**WORK INSTRUCTION**
Give back the full data, retyped precisely.
^^^^
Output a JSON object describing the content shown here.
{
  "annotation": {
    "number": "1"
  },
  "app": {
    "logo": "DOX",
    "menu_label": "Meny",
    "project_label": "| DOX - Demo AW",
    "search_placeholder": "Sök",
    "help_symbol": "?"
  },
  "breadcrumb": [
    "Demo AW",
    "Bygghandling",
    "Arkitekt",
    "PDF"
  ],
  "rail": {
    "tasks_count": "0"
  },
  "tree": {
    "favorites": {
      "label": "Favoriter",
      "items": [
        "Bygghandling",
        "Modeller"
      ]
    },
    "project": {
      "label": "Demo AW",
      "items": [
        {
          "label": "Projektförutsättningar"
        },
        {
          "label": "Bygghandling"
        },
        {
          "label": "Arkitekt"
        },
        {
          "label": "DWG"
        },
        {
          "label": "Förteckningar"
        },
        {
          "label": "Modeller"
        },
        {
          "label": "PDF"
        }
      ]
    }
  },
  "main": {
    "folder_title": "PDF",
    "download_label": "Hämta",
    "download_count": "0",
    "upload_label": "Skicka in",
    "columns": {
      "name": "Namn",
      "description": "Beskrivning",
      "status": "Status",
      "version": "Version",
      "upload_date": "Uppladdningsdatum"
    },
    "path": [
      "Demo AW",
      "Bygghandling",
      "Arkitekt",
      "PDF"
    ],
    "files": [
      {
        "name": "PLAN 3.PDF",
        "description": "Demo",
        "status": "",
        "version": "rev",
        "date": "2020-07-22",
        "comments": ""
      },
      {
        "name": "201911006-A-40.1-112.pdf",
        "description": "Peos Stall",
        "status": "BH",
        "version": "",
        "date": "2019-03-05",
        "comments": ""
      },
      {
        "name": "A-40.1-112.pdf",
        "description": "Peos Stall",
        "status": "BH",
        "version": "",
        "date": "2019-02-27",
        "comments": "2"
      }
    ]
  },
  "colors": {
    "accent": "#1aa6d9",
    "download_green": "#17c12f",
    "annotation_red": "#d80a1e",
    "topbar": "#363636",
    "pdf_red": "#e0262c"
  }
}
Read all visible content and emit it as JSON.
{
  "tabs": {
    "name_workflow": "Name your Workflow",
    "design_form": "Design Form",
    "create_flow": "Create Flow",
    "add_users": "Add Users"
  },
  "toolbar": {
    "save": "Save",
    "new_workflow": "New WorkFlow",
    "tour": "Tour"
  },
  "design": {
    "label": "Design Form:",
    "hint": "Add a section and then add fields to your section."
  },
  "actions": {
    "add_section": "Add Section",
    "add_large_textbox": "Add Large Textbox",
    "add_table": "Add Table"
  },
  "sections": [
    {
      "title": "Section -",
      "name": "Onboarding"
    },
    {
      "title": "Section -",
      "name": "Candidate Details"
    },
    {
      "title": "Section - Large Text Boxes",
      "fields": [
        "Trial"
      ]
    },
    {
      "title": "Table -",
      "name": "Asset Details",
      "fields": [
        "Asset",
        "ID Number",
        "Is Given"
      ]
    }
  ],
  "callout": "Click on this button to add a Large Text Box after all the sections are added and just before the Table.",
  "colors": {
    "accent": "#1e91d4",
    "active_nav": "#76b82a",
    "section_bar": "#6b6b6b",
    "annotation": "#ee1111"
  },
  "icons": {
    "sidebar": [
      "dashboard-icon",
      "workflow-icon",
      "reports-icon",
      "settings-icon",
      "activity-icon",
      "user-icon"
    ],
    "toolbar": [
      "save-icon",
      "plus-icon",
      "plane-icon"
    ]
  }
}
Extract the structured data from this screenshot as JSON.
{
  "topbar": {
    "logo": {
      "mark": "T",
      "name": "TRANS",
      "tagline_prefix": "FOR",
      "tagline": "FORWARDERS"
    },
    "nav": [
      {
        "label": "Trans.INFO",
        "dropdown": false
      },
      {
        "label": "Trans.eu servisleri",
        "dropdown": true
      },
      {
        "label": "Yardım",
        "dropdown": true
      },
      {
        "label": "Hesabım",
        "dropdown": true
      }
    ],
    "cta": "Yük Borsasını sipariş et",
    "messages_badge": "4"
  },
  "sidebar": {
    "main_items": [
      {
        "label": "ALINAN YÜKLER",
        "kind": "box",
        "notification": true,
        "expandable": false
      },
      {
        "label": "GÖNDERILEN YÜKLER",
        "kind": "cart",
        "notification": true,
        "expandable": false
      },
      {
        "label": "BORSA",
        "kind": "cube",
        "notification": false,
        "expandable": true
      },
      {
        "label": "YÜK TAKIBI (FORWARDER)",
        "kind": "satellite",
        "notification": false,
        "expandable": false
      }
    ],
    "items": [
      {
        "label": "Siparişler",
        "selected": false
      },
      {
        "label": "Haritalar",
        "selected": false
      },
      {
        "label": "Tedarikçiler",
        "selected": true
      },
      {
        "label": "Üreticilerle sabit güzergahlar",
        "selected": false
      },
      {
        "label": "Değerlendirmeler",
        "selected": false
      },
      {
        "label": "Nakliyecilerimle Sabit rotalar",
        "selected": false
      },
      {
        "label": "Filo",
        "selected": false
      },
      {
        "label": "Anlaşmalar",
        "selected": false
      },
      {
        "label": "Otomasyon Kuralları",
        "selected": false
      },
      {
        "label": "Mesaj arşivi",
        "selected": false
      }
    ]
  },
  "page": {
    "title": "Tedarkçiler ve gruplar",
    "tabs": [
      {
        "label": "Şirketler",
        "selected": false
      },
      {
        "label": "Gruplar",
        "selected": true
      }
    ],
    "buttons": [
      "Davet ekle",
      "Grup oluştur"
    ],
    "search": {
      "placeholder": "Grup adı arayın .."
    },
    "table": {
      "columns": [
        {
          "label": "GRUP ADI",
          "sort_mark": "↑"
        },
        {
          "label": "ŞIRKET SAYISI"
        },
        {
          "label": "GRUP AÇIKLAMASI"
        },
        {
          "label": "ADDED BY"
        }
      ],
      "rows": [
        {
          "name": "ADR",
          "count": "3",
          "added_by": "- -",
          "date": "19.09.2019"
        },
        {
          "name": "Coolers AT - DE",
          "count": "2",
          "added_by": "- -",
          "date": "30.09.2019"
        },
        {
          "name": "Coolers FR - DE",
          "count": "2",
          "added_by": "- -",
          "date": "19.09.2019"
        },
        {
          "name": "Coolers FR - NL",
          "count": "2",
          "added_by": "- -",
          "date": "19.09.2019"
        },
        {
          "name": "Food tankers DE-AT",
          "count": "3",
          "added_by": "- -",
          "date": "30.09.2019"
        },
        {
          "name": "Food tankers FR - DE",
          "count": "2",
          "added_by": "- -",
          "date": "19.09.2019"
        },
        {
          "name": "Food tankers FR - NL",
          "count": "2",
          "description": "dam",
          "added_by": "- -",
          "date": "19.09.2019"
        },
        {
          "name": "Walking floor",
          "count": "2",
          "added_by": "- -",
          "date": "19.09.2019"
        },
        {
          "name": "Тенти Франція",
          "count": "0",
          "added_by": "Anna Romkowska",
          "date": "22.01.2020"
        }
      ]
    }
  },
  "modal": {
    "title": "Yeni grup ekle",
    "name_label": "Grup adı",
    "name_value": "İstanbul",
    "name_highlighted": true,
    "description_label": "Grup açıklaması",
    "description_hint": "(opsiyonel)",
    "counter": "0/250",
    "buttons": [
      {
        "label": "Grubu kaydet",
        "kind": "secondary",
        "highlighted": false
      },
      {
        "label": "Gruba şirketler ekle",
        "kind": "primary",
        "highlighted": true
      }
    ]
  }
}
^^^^
**ANSWER SPACE**
Output a JSON object describing the content shown here.
{
  "annotation": {
    "number": "1"
  },
  "app": {
    "logo": "DOX",
    "menu_label": "Meny",
    "project_label": "| DOX - Demo AW",
    "search_placeholder": "Sök",
    "help_symbol": "?"
  },
  "breadcrumb": [
    "Demo AW",
    "Bygghandling",
    "Arkitekt",
    "PDF"
  ],
  "rail": {
    "tasks_count": "0"
  },
  "tree": {
    "favorites": {
      "label": "Favoriter",
      "items": [
        "Bygghandling",
        "Modeller"
      ]
    },
    "project": {
      "label": "Demo AW",
      "items": [
        {
          "label": "Projektförutsättningar"
        },
        {
          "label": "Bygghandling"
        },
        {
          "label": "Arkitekt"
        },
        {
          "label": "DWG"
        },
        {
          "label": "Förteckningar"
        },
        {
          "label": "Modeller"
        },
        {
          "label": "PDF"
        }
      ]
    }
  },
  "main": {
    "folder_title": "PDF",
    "download_label": "Hämta",
    "download_count": "0",
    "upload_label": "Skicka in",
    "columns": {
      "name": "Namn",
      "description": "Beskrivning",
      "status": "Status",
      "version": "Version",
      "upload_date": "Uppladdningsdatum"
    },
    "path": [
      "Demo AW",
      "Bygghandling",
      "Arkitekt",
      "PDF"
    ],
    "files": [
      {
        "name": "PLAN 3.PDF",
        "description": "Demo",
        "status": "",
        "version": "rev",
        "date": "2020-07-22",
        "comments": ""
      },
      {
        "name": "201911006-A-40.1-112.pdf",
        "description": "Peos Stall",
        "status": "BH",
        "version": "",
        "date": "2019-03-05",
        "comments": ""
      },
      {
        "name": "A-40.1-112.pdf",
        "description": "Peos Stall",
        "status": "BH",
        "version": "",
        "date": "2019-02-27",
        "comments": "2"
      }
    ]
  },
  "colors": {
    "accent": "#1aa6d9",
    "download_green": "#17c12f",
    "annotation_red": "#d80a1e",
    "topbar": "#363636",
    "pdf_red": "#e0262c"
  }
}
Read all visible content and emit it as JSON.
{
  "tabs": {
    "name_workflow": "Name your Workflow",
    "design_form": "Design Form",
    "create_flow": "Create Flow",
    "add_users": "Add Users"
  },
  "toolbar": {
    "save": "Save",
    "new_workflow": "New WorkFlow",
    "tour": "Tour"
  },
  "design": {
    "label": "Design Form:",
    "hint": "Add a section and then add fields to your section."
  },
  "actions": {
    "add_section": "Add Section",
    "add_large_textbox": "Add Large Textbox",
    "add_table": "Add Table"
  },
  "sections": [
    {
      "title": "Section -",
      "name": "Onboarding"
    },
    {
      "title": "Section -",
      "name": "Candidate Details"
    },
    {
      "title": "Section - Large Text Boxes",
      "fields": [
        "Trial"
      ]
    },
    {
      "title": "Table -",
      "name": "Asset Details",
      "fields": [
        "Asset",
        "ID Number",
        "Is Given"
      ]
    }
  ],
  "callout": "Click on this button to add a Large Text Box after all the sections are added and just before the Table.",
  "colors": {
    "accent": "#1e91d4",
    "active_nav": "#76b82a",
    "section_bar": "#6b6b6b",
    "annotation": "#ee1111"
  },
  "icons": {
    "sidebar": [
      "dashboard-icon",
      "workflow-icon",
      "reports-icon",
      "settings-icon",
      "activity-icon",
      "user-icon"
    ],
    "toolbar": [
      "save-icon",
      "plus-icon",
      "plane-icon"
    ]
  }
}
Extract the structured data from this screenshot as JSON.
{
  "topbar": {
    "logo": {
      "mark": "T",
      "name": "TRANS",
      "tagline_prefix": "FOR",
      "tagline": "FORWARDERS"
    },
    "nav": [
      {
        "label": "Trans.INFO",
        "dropdown": false
      },
      {
        "label": "Trans.eu servisleri",
        "dropdown": true
      },
      {
        "label": "Yardım",
        "dropdown": true
      },
      {
        "label": "Hesabım",
        "dropdown": true
      }
    ],
    "cta": "Yük Borsasını sipariş et",
    "messages_badge": "4"
  },
  "sidebar": {
    "main_items": [
      {
        "label": "ALINAN YÜKLER",
        "kind": "box",
        "notification": true,
        "expandable": false
      },
      {
        "label": "GÖNDERILEN YÜKLER",
        "kind": "cart",
        "notification": true,
        "expandable": false
      },
      {
        "label": "BORSA",
        "kind": "cube",
        "notification": false,
        "expandable": true
      },
      {
        "label": "YÜK TAKIBI (FORWARDER)",
        "kind": "satellite",
        "notification": false,
        "expandable": false
      }
    ],
    "items": [
      {
        "label": "Siparişler",
        "selected": false
      },
      {
        "label": "Haritalar",
        "selected": false
      },
      {
        "label": "Tedarikçiler",
        "selected": true
      },
      {
        "label": "Üreticilerle sabit güzergahlar",
        "selected": false
      },
      {
        "label": "Değerlendirmeler",
        "selected": false
      },
      {
        "label": "Nakliyecilerimle Sabit rotalar",
        "selected": false
      },
      {
        "label": "Filo",
        "selected": false
      },
      {
        "label": "Anlaşmalar",
        "selected": false
      },
      {
        "label": "Otomasyon Kuralları",
        "selected": false
      },
      {
        "label": "Mesaj arşivi",
        "selected": false
      }
    ]
  },
  "page": {
    "title": "Tedarkçiler ve gruplar",
    "tabs": [
      {
        "label": "Şirketler",
        "selected": false
      },
      {
        "label": "Gruplar",
        "selected": true
      }
    ],
    "buttons": [
      "Davet ekle",
      "Grup oluştur"
    ],
    "search": {
      "placeholder": "Grup adı arayın .."
    },
    "table": {
      "columns": [
        {
          "label": "GRUP ADI",
          "sort_mark": "↑"
        },
        {
          "label": "ŞIRKET SAYISI"
        },
        {
          "label": "GRUP AÇIKLAMASI"
        },
        {
          "label": "ADDED BY"
        }
      ],
      "rows": [
        {
          "name": "ADR",
          "count": "3",
          "added_by": "- -",
          "date": "19.09.2019"
        },
        {
          "name": "Coolers AT - DE",
          "count": "2",
          "added_by": "- -",
          "date": "30.09.2019"
        },
        {
          "name": "Coolers FR - DE",
          "count": "2",
          "added_by": "- -",
          "date": "19.09.2019"
        },
        {
          "name": "Coolers FR - NL",
          "count": "2",
          "added_by": "- -",
          "date": "19.09.2019"
        },
        {
          "name": "Food tankers DE-AT",
          "count": "3",
          "added_by": "- -",
          "date": "30.09.2019"
        },
        {
          "name": "Food tankers FR - DE",
          "count": "2",
          "added_by": "- -",
          "date": "19.09.2019"
        },
        {
          "name": "Food tankers FR - NL",
          "count": "2",
          "description": "dam",
          "added_by": "- -",
          "date": "19.09.2019"
        },
        {
          "name": "Walking floor",
          "count": "2",
          "added_by": "- -",
          "date": "19.09.2019"
        },
        {
          "name": "Тенти Франція",
          "count": "0",
          "added_by": "Anna Romkowska",
          "date": "22.01.2020"
        }
      ]
    }
  },
  "modal": {
    "title": "Yeni grup ekle",
    "name_label": "Grup adı",
    "name_value": "İstanbul",
    "name_highlighted": true,
    "description_label": "Grup açıklaması",
    "description_hint": "(opsiyonel)",
    "counter": "0/250",
    "buttons": [
      {
        "label": "Grubu kaydet",
        "kind": "secondary",
        "highlighted": false
      },
      {
        "label": "Gruba şirketler ekle",
        "kind": "primary",
        "highlighted": true
      }
    ]
  }
}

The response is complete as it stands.